|Alan Morison and Chutima Sidasathian – ‘Brave enough to change’|
One morning last week I opened a link of an album shared by my friend Alan, a collection of photos he took at Phuket prison on an early morning surprise check by guards. I marveled at his usual strange angles and surprising shots, including a few of the rows of the prisoners’ flip-flops, lined up in tight rows just outside their equally tight sleeping quarters.
Alan, together with Khun Chutima (“Oi”), covered the story and took the photos – another day of bearing witness to some unpleasant realities of life in tropical Thailand. In their usual quick fashion, the story soon appeared on their website Phuketwan.com.
On December 24, they may revisit this prison, not as reporters covering the scene but as inmates. Facing serious charges under a controversial law, as they describe in their own report, “A captain acting on behalf of the Royal Thai Navy has accused two Phuketwan journalists of damaging the reputation of the service and of breaching the Computer Crimes Act.” The penalty is a maximum jail term of five years and/or a fine of up to 100,000, baht.

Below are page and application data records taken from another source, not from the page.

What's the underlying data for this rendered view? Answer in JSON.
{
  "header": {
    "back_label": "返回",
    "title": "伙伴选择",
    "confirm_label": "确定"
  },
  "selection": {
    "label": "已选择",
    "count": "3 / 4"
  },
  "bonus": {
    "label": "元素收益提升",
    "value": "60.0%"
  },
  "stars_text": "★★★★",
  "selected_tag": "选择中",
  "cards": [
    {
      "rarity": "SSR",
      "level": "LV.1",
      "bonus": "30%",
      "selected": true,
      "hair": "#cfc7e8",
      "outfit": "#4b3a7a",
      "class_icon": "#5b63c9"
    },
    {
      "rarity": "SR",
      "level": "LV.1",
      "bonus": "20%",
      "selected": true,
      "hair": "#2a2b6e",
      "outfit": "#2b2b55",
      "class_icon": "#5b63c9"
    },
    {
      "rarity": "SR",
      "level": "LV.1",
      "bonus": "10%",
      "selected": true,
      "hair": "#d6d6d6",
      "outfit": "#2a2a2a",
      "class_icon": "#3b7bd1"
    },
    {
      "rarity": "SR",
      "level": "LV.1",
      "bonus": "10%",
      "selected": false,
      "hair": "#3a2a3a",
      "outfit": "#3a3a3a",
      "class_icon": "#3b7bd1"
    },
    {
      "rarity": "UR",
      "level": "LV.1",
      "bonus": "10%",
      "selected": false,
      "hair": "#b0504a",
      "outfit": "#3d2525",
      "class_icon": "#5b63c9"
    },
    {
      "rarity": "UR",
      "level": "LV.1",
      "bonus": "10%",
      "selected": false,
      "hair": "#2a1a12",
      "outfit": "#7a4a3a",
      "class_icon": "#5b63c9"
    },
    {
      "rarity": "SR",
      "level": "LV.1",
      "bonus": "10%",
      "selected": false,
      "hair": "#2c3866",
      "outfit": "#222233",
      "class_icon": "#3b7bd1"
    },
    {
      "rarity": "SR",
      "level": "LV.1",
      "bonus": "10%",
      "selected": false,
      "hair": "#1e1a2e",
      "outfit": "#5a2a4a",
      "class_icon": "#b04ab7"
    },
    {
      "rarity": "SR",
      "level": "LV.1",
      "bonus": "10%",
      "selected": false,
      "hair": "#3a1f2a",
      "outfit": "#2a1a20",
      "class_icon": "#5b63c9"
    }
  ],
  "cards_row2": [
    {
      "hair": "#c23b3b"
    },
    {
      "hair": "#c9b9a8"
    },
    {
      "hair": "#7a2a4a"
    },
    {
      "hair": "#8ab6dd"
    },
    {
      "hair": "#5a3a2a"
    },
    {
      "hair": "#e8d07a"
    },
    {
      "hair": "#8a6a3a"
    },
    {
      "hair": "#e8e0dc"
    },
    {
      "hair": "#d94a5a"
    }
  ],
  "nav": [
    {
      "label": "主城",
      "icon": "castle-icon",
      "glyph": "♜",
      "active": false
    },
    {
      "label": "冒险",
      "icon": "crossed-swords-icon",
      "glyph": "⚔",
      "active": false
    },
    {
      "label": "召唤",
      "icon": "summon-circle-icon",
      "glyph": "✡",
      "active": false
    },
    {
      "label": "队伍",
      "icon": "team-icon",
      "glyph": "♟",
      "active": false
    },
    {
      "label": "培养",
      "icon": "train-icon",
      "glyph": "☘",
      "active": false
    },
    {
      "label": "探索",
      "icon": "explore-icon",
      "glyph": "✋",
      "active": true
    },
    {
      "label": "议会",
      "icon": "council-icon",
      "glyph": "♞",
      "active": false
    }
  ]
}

The charge stems from a Phuketwan article published on July 17 that cited a Reuters news agency special investigation on the Navy’s handling of Rohingya migrants.
I’d never heard of the Rohingya – a Muslim ethnic group that’s denied citizenship rights in Myanmar even though some have lived there for generations – until I started working with Phuketwan in late 2008.
They’d had a few tips from their Navy contacts that ever larger numbers of Rohingya men were fleeing Myanmar by sea and entering Thai waters. One officer said he’d hoped the UN could get involved to help with this problem. Alan and Khun Oi started pursuing the story and soon enough made some startling discoveries, which they later reported at length and continue to investigate today.
One of my most memorable moments with Phuketwan was the day an email came in from a source in the Navy that contained the images of Rohingya men being ‘processed’ on a beautiful white-sand beach in the Andaman region following their arrest. Rows of skeletal bodies lined up on the sand in tight rows under military guard is an image one never forgets.
The question of ‘What happens next’ to those captured in Thailand’s seas is one that’s still never been satisfactorily answered, and five years on things seem even less clear.
Nevertheless, Alan and Khun Oi have kept asking the questions, following the leads, doing the things that those who are committed to uncovering the truth are supposed to do.
‘Brave enough to change’ is the Phuketwan motto, which they certainly live by. I’ll admit I was not brave enough, and my short stint with Phuketwan ended in part because I felt I wanted to have a more peaceful life with my family, quite content to write instead about the sunnier side of life in Phuket and Thailand, and not get bogged down dwelling on all the bad things that go on here.
But of course silence does not equal peace. I live in peace, but I also live in fear. Fear not only for the safety and future of my journalist friends but for anyone wanting to speak up or shine a light on something that matters. Thanks to the efforts of Alan and Khun Oi, I and many Phuketwan readers have a fuller picture of life here, the good, the bad and the ugly — and understand that the white-sand beaches, jungles and sparkling seas of Thailand hold more secrets yet to be revealed.
They are among the few who have dared to look into those murky seas and jungles and write about what they see. I hope they’ll be given a chance to carry on with their work without fear or intimidation.